Coming into the season, there were very few who expected to see the type of production that Dionate Johnson has put up this season. Entering their week 11 game against the Jaguars, Johnson has caught 37 passes, for 426 yards and four touchdowns, all ranking third on the team. He has certainly become a favorite for Ben Roethlisberger, who has targeted Johnson 65 times, the second most on the team.
Teams are beginning to respect his speed and ability to stretch the field, and that respect is allowing Johnson to create natural separation. His rare combination of speed and route running devastates opponents, and creating mismatches all over the field.
Sunday against the Bengals was an exclamation point of a breakout campaign for Johnson. The way he attacked the leverage of his opponents and used his speed to his advantage engineered him to a six catch, 116 yard and one touchdown game.
Diontae Johnson is one of the league’s smoothest route runners, who deserves more buzz as the talent he is. His play with Big Ben this season solidified his ability to be more than a player that stretches the field vertically.
Nuanced Route Technicality
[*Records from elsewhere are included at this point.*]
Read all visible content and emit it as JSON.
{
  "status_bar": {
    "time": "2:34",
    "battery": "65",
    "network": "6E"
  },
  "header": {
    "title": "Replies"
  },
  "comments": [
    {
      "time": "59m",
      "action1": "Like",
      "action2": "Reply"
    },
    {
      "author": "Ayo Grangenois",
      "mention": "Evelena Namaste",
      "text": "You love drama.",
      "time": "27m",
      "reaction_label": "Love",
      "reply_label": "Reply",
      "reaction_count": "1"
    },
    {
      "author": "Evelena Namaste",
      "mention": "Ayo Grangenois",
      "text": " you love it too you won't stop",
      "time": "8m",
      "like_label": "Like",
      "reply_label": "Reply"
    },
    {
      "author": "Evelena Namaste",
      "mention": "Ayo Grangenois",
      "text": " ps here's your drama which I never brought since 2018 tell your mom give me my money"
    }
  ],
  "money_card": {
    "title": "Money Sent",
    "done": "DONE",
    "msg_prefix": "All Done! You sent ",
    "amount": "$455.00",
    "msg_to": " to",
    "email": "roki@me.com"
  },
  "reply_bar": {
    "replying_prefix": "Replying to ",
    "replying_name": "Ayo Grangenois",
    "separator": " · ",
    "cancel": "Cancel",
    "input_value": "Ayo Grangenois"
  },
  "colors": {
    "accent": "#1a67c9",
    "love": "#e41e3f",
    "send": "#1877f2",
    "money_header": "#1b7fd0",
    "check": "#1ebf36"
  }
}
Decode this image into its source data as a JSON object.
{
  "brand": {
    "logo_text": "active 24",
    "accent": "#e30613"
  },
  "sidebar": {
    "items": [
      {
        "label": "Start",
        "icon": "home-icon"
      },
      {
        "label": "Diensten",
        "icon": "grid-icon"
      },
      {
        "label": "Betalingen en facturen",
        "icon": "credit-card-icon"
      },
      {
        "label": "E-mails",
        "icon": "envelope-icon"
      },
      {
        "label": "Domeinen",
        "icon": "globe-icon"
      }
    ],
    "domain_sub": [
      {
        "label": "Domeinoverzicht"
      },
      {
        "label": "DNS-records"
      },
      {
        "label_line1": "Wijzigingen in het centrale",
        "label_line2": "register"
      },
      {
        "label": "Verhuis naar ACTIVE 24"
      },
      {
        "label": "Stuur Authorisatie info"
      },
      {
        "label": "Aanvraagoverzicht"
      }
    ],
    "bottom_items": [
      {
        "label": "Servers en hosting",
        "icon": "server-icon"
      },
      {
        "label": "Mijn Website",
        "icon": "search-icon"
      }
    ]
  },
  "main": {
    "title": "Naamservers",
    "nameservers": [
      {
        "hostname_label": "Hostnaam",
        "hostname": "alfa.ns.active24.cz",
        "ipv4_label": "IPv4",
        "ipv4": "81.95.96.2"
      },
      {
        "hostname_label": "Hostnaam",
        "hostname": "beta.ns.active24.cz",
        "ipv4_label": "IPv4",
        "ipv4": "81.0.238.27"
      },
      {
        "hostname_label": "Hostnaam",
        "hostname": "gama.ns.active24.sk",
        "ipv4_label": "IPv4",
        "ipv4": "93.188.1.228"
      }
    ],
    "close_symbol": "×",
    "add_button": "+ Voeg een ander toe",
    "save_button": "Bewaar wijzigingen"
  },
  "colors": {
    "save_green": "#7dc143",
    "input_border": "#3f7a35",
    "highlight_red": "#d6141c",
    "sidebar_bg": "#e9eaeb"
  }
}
The way that Dionate Johnson creates even the most subtle of separation is a thing of beauty. His continued repetition of running full speed on every single route, even when he knows he won’t get the ball, gives him an easier chance to open the defensive back’s hips.
In this first play, Johnson has run plenty of fade and fly routes during the game, leaving the defensive back on his heels waiting to turn and run with him. Because of that threat, and Johnson’s ability to cut on a dime, he runs the slant route in a way where the window to throw in, is wide. Ben delivers a strike right on his hip as Johnson makes his cut. It was poetry in motion, and a sign of a wideout and quarterback being on the same page.
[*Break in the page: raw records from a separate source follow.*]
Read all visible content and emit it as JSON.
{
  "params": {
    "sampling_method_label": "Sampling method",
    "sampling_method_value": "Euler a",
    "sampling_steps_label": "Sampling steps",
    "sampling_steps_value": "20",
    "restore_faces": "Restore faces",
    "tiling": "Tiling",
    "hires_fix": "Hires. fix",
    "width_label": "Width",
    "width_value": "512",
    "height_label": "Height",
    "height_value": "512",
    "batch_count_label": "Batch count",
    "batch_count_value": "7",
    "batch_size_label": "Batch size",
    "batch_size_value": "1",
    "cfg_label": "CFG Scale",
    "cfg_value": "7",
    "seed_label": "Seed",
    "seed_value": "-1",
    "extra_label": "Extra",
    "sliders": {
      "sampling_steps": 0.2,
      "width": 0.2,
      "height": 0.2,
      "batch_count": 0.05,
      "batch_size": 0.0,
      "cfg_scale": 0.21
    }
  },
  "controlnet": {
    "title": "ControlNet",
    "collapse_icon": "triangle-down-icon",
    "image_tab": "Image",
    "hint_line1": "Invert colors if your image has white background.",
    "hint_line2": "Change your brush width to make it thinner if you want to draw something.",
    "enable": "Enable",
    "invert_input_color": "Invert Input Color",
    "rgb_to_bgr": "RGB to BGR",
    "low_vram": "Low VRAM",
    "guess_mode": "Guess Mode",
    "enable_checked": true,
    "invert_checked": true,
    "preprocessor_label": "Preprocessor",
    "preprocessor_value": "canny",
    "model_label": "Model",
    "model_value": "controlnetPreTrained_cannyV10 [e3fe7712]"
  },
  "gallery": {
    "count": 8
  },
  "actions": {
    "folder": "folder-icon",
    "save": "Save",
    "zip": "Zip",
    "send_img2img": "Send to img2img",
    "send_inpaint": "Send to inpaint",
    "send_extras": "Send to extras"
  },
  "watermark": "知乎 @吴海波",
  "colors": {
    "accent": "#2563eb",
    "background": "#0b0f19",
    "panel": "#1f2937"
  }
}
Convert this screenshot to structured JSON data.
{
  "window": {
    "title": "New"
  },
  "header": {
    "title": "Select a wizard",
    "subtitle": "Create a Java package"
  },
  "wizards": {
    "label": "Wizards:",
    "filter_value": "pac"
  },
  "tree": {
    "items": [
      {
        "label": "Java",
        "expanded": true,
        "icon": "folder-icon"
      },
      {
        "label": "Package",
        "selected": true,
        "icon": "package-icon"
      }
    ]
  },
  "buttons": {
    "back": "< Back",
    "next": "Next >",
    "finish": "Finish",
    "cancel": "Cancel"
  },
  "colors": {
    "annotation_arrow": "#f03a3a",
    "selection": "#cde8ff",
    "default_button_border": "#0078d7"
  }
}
This second play is a great example of Johnson setting up the Bengals defensive backs with a double move. On third downs or long downs, the Steelers line up Johnson to the field side of the hash, to run a deep out. This is a go to play for teams that like to work the sidelines, like the Steelers. Because, once again, there’s that threat for Johnson to go over the top, and corners respect his long speed, it allows Johnson to attack their leverage. With Johnson, he sells the post once he’s breaking down, forces his man to open his hips inside, and breaks outside to the sideline. This is an incredibly difficult route to cover, because if ran thoroughly, the receiver creates separation. Johnson constantly puts pressure on his opposition. On the next sequence, Johnson once again pushes vertical, gives a slight nod breaking outside, and plants on his next step, getting vertical. He doesn’t get the ball thrown his way, but it still is one pretty route.
Settling In Zone
The hardest thing about beating zone coverage is getting proper timing down between receiver and quarterback, and finding the soft spots. Part of that was compromised earlier in the season, and to some degree, due to the COVID-19 pandemic. Now, however, Johnson and Big Ben have seemed to find that connection. This play below is a perfect example. Bengals roll their coverage at the snap, as the man over Johnson rolls toward the middle of the field. It leaves Johnson alone on the edge, and instead of booking it down the sideline to try and catch a long ball, he settles his body. Johnson naturally stays wide and maintains his spacing, allowing Roethlisberger to drop it in between two defenders. Johnson understanding what he needed to do in a snapshot is showing his growth and maturity as a receiver.
Diontae Johnson is a freakish athlete. He has juice whenever the ball is in his hands, but my only knocks of him are concentration. There have been times where Johnson has dropped catchable balls, and made questionable decisions with the ball in his hands in the open field. In this second part of the clip below, Johnson just loses sight of the ball and it goes through his hands on the wide receiver drag, screen the Steelers famously run. It’s slight mental errors that keep him from being perfect at times.
Other times, he and Ben have not been on the same page. In the first clip above, Johnson beats his man and stacks him, but Ben throws the ball way too far inside. It needs to be on the back shoulder, or back pie line. It was another rep that was won by Johnson, though.
As time wears on, you have to believe these minor details between the two get things ironed out. The more reliable Johnson becomes in this offense, the more targets he’ll receive, allowing him to showcase his unique skill set. If this trajectory continues, and Johnson continues to grow mentally, there’s no doubt he’ll be mentioned as one of the NFL’s elite receivers.